Dark Shadows was a formative part of my childhood. I don’t recall specifics, or even how I found out about it, but I do recall watching it after school and being completely taken by it. When I do the math I realize I had to have been watching it primarily before I was ten, and then after that I started reading the books when I found them in the used bin at the local Goodwill where they usually cost a quarter or less. Now they’re collector’s items. That fact doesn’t change the reality that they are journeyman writing through and through. William Edward Daniel Ross, under the pen name Marilyn Ross, wrote thirty-three novels in the series as part of his oeuvre of over 300 books. The stories are formulaic and feature odd word choices, but they are gothic. Sometimes gothic is just what you need.

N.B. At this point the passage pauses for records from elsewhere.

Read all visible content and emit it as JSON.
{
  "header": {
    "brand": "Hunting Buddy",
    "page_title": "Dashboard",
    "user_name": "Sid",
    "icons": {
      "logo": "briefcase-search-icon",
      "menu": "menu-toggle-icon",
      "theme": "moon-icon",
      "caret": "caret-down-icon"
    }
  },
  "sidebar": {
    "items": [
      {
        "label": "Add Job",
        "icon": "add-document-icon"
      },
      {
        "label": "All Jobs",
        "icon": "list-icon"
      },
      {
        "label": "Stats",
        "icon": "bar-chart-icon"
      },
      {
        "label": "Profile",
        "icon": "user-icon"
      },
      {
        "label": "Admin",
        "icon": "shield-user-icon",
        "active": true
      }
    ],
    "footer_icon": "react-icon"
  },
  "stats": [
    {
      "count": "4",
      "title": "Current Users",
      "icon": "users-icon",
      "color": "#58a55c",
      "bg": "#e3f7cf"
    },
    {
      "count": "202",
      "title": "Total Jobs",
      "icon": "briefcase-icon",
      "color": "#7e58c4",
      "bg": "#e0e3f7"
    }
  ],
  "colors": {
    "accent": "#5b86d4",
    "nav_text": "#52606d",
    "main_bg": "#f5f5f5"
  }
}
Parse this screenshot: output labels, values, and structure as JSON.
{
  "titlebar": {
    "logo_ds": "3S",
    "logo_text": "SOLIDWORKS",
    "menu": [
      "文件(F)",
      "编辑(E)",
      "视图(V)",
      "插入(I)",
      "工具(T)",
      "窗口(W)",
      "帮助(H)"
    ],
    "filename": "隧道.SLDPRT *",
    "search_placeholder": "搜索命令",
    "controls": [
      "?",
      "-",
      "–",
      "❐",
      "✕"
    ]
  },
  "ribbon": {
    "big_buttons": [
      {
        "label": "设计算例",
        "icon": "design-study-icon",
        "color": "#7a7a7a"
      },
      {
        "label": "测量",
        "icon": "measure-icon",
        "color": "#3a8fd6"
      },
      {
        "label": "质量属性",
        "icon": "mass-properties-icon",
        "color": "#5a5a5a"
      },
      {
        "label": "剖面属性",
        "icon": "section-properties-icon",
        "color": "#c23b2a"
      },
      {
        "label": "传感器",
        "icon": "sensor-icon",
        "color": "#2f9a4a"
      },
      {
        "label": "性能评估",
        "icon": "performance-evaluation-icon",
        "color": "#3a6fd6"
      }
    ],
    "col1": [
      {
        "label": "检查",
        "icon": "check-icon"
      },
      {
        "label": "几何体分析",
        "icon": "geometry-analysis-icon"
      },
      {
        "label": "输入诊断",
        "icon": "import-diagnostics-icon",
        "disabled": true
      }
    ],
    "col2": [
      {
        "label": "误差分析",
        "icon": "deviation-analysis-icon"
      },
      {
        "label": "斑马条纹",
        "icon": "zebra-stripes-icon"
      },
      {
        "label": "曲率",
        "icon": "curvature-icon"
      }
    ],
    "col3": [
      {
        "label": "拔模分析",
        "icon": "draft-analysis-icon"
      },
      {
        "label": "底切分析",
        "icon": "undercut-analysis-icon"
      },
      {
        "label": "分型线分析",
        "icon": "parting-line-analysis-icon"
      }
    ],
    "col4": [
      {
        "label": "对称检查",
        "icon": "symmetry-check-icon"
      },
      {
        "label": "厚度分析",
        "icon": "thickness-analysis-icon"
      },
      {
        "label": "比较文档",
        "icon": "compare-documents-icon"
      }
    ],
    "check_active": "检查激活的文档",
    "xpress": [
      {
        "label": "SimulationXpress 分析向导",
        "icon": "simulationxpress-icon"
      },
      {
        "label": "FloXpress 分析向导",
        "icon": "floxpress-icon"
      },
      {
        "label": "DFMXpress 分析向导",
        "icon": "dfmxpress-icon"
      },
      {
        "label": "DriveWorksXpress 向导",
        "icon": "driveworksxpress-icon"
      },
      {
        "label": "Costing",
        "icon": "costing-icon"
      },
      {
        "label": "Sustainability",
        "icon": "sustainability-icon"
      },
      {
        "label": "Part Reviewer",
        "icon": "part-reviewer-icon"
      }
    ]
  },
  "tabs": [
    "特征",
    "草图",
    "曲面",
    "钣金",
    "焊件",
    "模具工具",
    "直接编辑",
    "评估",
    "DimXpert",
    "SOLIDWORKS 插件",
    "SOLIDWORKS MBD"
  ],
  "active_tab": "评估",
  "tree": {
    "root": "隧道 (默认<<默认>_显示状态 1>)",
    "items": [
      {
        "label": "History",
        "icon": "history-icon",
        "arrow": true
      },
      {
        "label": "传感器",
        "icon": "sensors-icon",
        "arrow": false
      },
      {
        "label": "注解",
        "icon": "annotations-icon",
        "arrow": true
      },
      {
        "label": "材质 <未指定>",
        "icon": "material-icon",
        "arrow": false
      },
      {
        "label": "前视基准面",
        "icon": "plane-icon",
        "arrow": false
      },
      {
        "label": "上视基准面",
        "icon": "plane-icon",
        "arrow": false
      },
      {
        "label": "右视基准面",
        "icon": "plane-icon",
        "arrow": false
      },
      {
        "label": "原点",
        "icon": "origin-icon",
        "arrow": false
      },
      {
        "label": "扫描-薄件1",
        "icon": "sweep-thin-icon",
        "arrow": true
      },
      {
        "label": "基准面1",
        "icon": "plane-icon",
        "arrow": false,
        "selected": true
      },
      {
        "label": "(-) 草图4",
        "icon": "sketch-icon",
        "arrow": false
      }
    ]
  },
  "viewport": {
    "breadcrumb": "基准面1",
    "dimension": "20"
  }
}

Barnabas, Quentin and the Scorpio Curse is a fun romp through a period when Barnabas has—with no explanation in the novel—overcome the vampire curse. It introduces some Collins cousins who come to an asylum conveniently located next door to Collinwood where murder breaks out and mayhem ensues. I have to keep reminding myself to put my critical faculties aside when I read these guilty pleasures. There are gaps and incredulities that are simply glossed over, and that’s part of the world in which they take place. Astrology plays a part in this episode, as the title indicates. It features a psychologist who, it would seem, doesn’t know how to do background checks.
The truly scary part of this Scooby-Doo tale is that the protagonists, Diana and Barnabas Collins, aren’t believed because they’re voluntarily admitted to the asylum. Mental illness is a serious matter, of course, and it can be difficult to diagnose. The difficulty here is that it’s used simply to dismiss what Diana observes. Time and again, as the Scorpio murders continue she’s dismissed as “a mental patient.” It’s all part of a plot, of course. It does raise serious issues, though. In the late sixties and early seventies there was a real stigma attached to mental illness. There still is, in fact. Ironically, the more we learn about mental disorders the more common they become. Just about everyone has some neurosis or worse. In our efforts to define the “normal” we dismiss those with actually diagnosed conditions. We’ve come a long way since then, but we still need to work at dispelling the stigma. One way to do it is, I suppose, to put conflicted vampires into the mix.